SafflowerBotanical Name: Carthamus tinctorius
Common: N.O. Compositae
Synonyms: Dyer's Saffron. American Saffron. Fake Saffron. Flores Carthami. Bastard Saffron.
Part Used: Flowers.
This plant is not in any way related to Saffron, though the flowers are used similarly. (It largely replaces the use of Saffron owing to the large price of the latter. - EDITOR).
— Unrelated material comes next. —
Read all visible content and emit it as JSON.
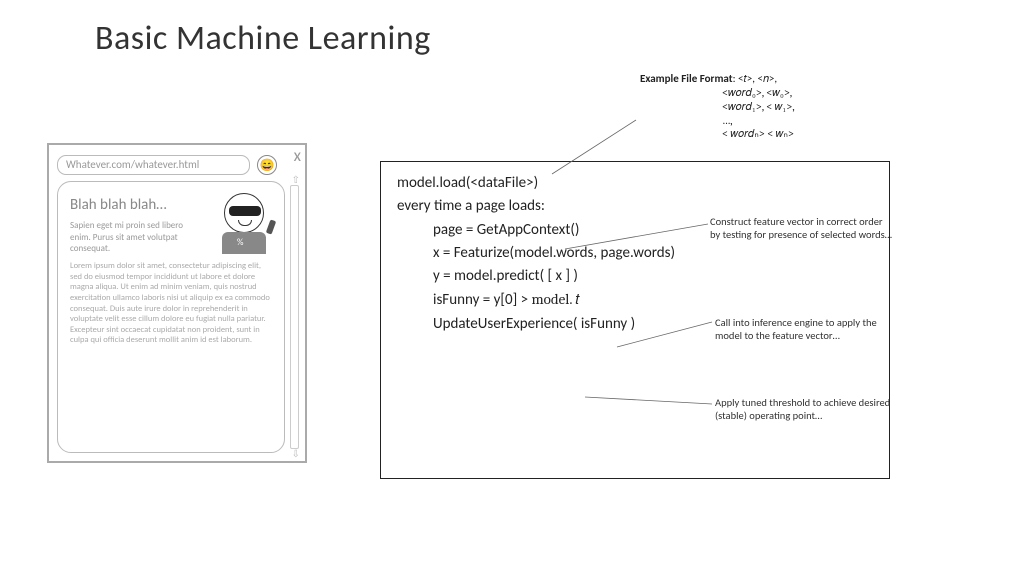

The Safflower plant, known in India as Koosumbha and in China as Hoang-tchi, is extensively cultivated in India, China and other parts of Asia, also in Egypt and Southern Europe; but its native country is unknown. It grows about 2 to 3 feet high, with a stiff, upright whitish stem, branching near the top; and has oval, spiny, sharp-pointed leaves, their bases half-clasping the stem. Its fruits are about the size of barleycorns, somewhat four-sided, white and shining, like little shells.
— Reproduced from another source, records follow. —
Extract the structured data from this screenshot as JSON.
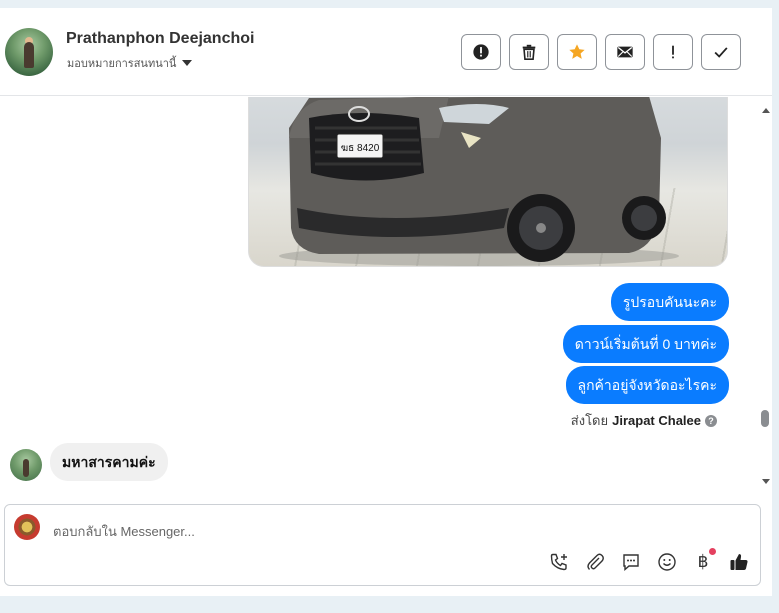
{
  "header": {
    "contact_name": "Prathanphon Deejanchoi",
    "assign_label": "มอบหมายการสนทนานี้",
    "actions": [
      {
        "name": "spam-button",
        "icon": "alert-circle-icon"
      },
      {
        "name": "delete-button",
        "icon": "trash-icon"
      },
      {
        "name": "star-button",
        "icon": "star-icon"
      },
      {
        "name": "mark-unread-button",
        "icon": "mail-icon"
      },
      {
        "name": "follow-up-button",
        "icon": "exclamation-icon"
      },
      {
        "name": "done-button",
        "icon": "check-icon"
      }
    ]
  },
  "messages": {
    "outgoing": [
      "รูปรอบคันนะคะ",
      "ดาวน์เริ่มต้นที่ 0 บาทค่ะ",
      "ลูกค้าอยู่จังหวัดอะไรคะ"
    ],
    "sent_by_prefix": "ส่งโดย",
    "sent_by_name": "Jirapat Chalee",
    "help_glyph": "?",
    "incoming": "มหาสารคามค่ะ",
    "plate_text": "ฆธ 8420"
  },
  "composer": {
    "placeholder": "ตอบกลับใน Messenger...",
    "baht_symbol": "฿"
  },
  "colors": {
    "accent": "#0a7cff",
    "star": "#f5a623",
    "notification_dot": "#e4405f",
    "incoming_bubble": "#f0f0f0"
  }
}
Safflower contains two colouring matters, yellow and red, the latter being most valued. It is chiefly used for dyeing silk, affording various shades of rose and scarlet. Mixed with finely-powdered talc it forms the wellknown substance called 'rouge.' Another common use of Safflower is in adulterating Saffron. The seeds yield an oil much used in India for burning and for culinary purposes.
Medicinal Action and Uses: The flowers are the part used, their action is laxative and diaphoretic. In domestic practice these flowers are used in children's and infants' complaints - measles, fevers, and eruptive skin eomplaints. An infusion is made of 1/2 OZ. of the flowers to a pint of boiling water taken warm to produce diaphorasis.